Islands are delicate ecosystems. Although less than 5% of the world’s land area, they are home to over 20% of the planet’s terrestrial biodiversity. In the last 500 years 80% of vertebrate extinctions have been on islands. Restoring an island ecosystem to its original state requires first unpacking the ecosystem of invasive species such as rodents, and then re-building the ecosystem from the ground-up. This is neither a simple nor rapid task, but is precisely what scientists, government and the public all achieved by working together for over 25 years restoring Tiritiri Matangi.
Tiritiri Matangi is the ‘must-see’ island for visitors to New Zealand, freely open to the public and only a one hour ferry from down-town Auckland city. Twenty five years ago it was just a farm over-run with rats, but after eradicating rats, members of the public visited every weekend to plant native trees across the island. The original light house keepers Ray and Barbara Walter became the new conservation rangers on the island. With the forest restored, rare native birds at risk of extinction could be reintroduced to the island. Scientists and bird-watchers from all over the world came to observe and study these birds as they flourished in this ecosystem free of introduced predators and covered in lush native forest. The island had become a sort of Noah’s Ark for conservation.

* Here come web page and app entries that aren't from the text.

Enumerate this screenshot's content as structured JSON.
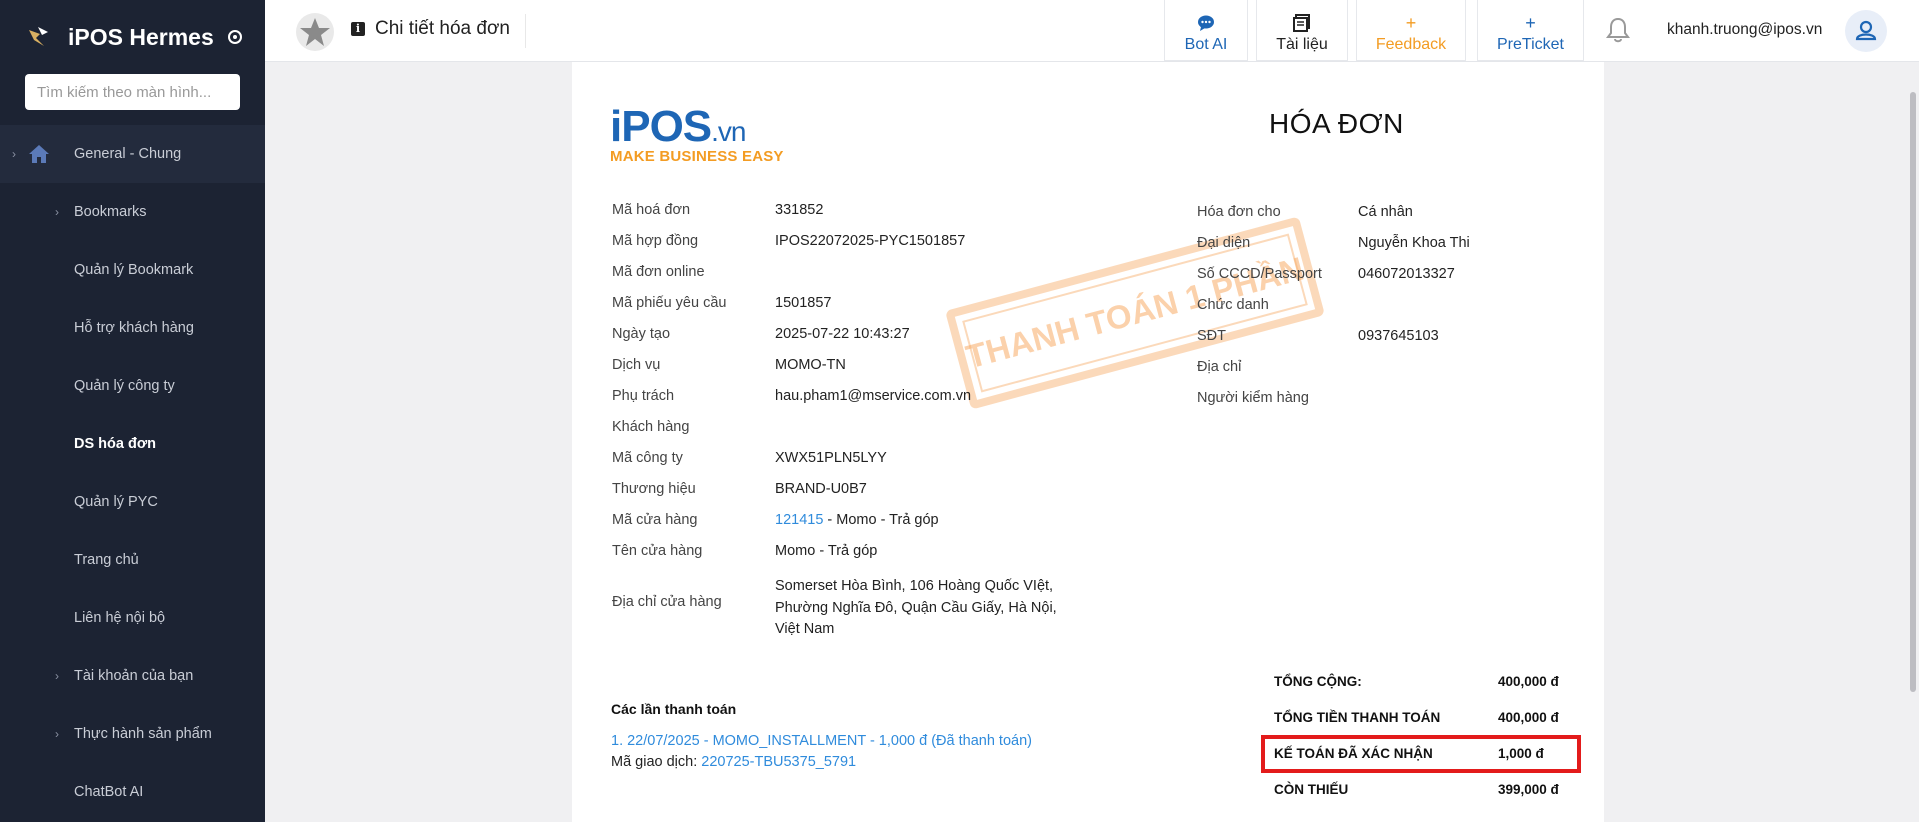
{
  "app": {
    "name": "iPOS Hermes"
  },
  "sidebar": {
    "search_placeholder": "Tìm kiếm theo màn hình...",
    "items": [
      {
        "label": "General - Chung"
      },
      {
        "label": "Bookmarks"
      },
      {
        "label": "Quản lý Bookmark"
      },
      {
        "label": "Hỗ trợ khách hàng"
      },
      {
        "label": "Quản lý công ty"
      },
      {
        "label": "DS hóa đơn"
      },
      {
        "label": "Quản lý PYC"
      },
      {
        "label": "Trang chủ"
      },
      {
        "label": "Liên hệ nội bộ"
      },
      {
        "label": "Tài khoản của bạn"
      },
      {
        "label": "Thực hành sản phẩm"
      },
      {
        "label": "ChatBot AI"
      }
    ]
  },
  "header": {
    "page_title": "Chi tiết hóa đơn",
    "buttons": [
      {
        "label": "Bot AI",
        "icon": "chat-bubble-icon",
        "color": "#1e66b5"
      },
      {
        "label": "Tài liệu",
        "icon": "document-icon",
        "color": "#222222"
      },
      {
        "label": "Feedback",
        "icon": "plus-icon",
        "color": "#f39c23"
      },
      {
        "label": "PreTicket",
        "icon": "plus-icon",
        "color": "#1e66b5"
      }
    ],
    "user_email": "khanh.truong@ipos.vn"
  },
  "invoice": {
    "logo_main": "iPOS",
    "logo_suffix": ".vn",
    "logo_tagline": "MAKE BUSINESS EASY",
    "heading": "HÓA ĐƠN",
    "stamp_text": "THANH TOÁN 1 PHẦN",
    "left_fields": [
      {
        "label": "Mã hoá đơn",
        "value": "331852"
      },
      {
        "label": "Mã hợp đồng",
        "value": "IPOS22072025-PYC1501857"
      },
      {
        "label": "Mã đơn online",
        "value": ""
      },
      {
        "label": "Mã phiếu yêu cầu",
        "value": "1501857"
      },
      {
        "label": "Ngày tạo",
        "value": "2025-07-22 10:43:27"
      },
      {
        "label": "Dịch vụ",
        "value": "MOMO-TN"
      },
      {
        "label": "Phụ trách",
        "value": "hau.pham1@mservice.com.vn"
      },
      {
        "label": "Khách hàng",
        "value": ""
      },
      {
        "label": "Mã công ty",
        "value": "XWX51PLN5LYY"
      },
      {
        "label": "Thương hiệu",
        "value": "BRAND-U0B7"
      },
      {
        "label": "Mã cửa hàng",
        "value": "121415",
        "suffix": " - Momo - Trả góp"
      },
      {
        "label": "Tên cửa hàng",
        "value": "Momo - Trả góp"
      },
      {
        "label": "Địa chỉ cửa hàng",
        "value": "Somerset Hòa Bình, 106 Hoàng Quốc VIệt, Phường Nghĩa Đô, Quận Cầu Giấy, Hà Nội, Việt Nam"
      }
    ],
    "right_fields": [
      {
        "label": "Hóa đơn cho",
        "value": "Cá nhân"
      },
      {
        "label": "Đại diện",
        "value": "Nguyễn Khoa Thi"
      },
      {
        "label": "Số CCCD/Passport",
        "value": "046072013327"
      },
      {
        "label": "Chức danh",
        "value": ""
      },
      {
        "label": "SĐT",
        "value": "0937645103"
      },
      {
        "label": "Địa chỉ",
        "value": ""
      },
      {
        "label": "Người kiểm hàng",
        "value": ""
      }
    ],
    "payments": {
      "title": "Các lần thanh toán",
      "line": "1. 22/07/2025 - MOMO_INSTALLMENT - 1,000 đ (Đã thanh toán)",
      "code_label": "Mã giao dịch:",
      "code_value": "220725-TBU5375_5791"
    },
    "totals": [
      {
        "label": "TỔNG CỘNG:",
        "value": "400,000 đ"
      },
      {
        "label": "TỔNG TIỀN THANH TOÁN",
        "value": "400,000 đ"
      },
      {
        "label": "KẾ TOÁN ĐÃ XÁC NHẬN",
        "value": "1,000 đ"
      },
      {
        "label": "CÒN THIẾU",
        "value": "399,000 đ"
      }
    ]
  },
  "colors": {
    "sidebar_bg": "#1c2333",
    "link": "#2f8bdc",
    "accent_orange": "#f39c23",
    "highlight_border": "#e31b1b"
  }
}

It’s impossible to cover the entire history of Tiritiri Matangi without writing a book, so in celebration of its 25th anniversary the New Zealand Journal of Ecology has published a special issue dedicated to the island. Each paper of the special issue, written by authoritative experts who have all worked on the island, considers a different important aspect of the history of the island, from the role of people to the different species now found there. Best of all access to every article is free.